Dataset excerpts.
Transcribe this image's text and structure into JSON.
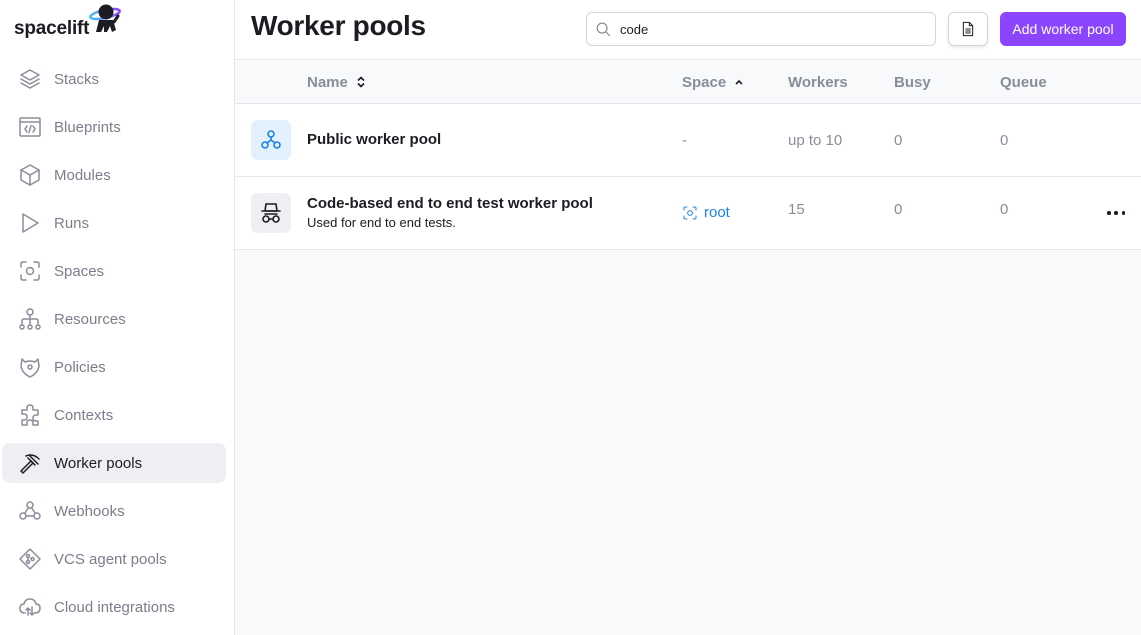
{
  "app": {
    "brand": "spacelift",
    "accent_color": "#8b45ff",
    "link_color": "#1a84e8"
  },
  "sidebar": {
    "items": [
      {
        "label": "Stacks",
        "icon": "layers-icon",
        "active": false
      },
      {
        "label": "Blueprints",
        "icon": "blueprint-icon",
        "active": false
      },
      {
        "label": "Modules",
        "icon": "cube-icon",
        "active": false
      },
      {
        "label": "Runs",
        "icon": "play-icon",
        "active": false
      },
      {
        "label": "Spaces",
        "icon": "space-icon",
        "active": false
      },
      {
        "label": "Resources",
        "icon": "hierarchy-icon",
        "active": false
      },
      {
        "label": "Policies",
        "icon": "policy-shield-icon",
        "active": false
      },
      {
        "label": "Contexts",
        "icon": "puzzle-icon",
        "active": false
      },
      {
        "label": "Worker pools",
        "icon": "pickaxe-icon",
        "active": true
      },
      {
        "label": "Webhooks",
        "icon": "webhook-icon",
        "active": false
      },
      {
        "label": "VCS agent pools",
        "icon": "vcs-agent-icon",
        "active": false
      },
      {
        "label": "Cloud integrations",
        "icon": "cloud-upload-icon",
        "active": false
      }
    ]
  },
  "header": {
    "title": "Worker pools",
    "search": {
      "value": "code",
      "placeholder": "Search..."
    },
    "docs_button_icon": "document-icon",
    "add_button_label": "Add worker pool"
  },
  "table": {
    "columns": [
      {
        "label": "Name",
        "sort": "both"
      },
      {
        "label": "Space",
        "sort": "asc"
      },
      {
        "label": "Workers"
      },
      {
        "label": "Busy"
      },
      {
        "label": "Queue"
      }
    ],
    "rows": [
      {
        "icon": "public-pool-icon",
        "name": "Public worker pool",
        "description": "",
        "space": "-",
        "workers": "up to 10",
        "busy": "0",
        "queue": "0"
      },
      {
        "icon": "private-pool-icon",
        "name": "Code-based end to end test worker pool",
        "description": "Used for end to end tests.",
        "space": "root",
        "workers": "15",
        "busy": "0",
        "queue": "0"
      }
    ]
  }
}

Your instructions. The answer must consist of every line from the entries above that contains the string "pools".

Completed task.
        "label": "Worker pools",
        "label": "VCS agent pools",
    "title": "Worker pools",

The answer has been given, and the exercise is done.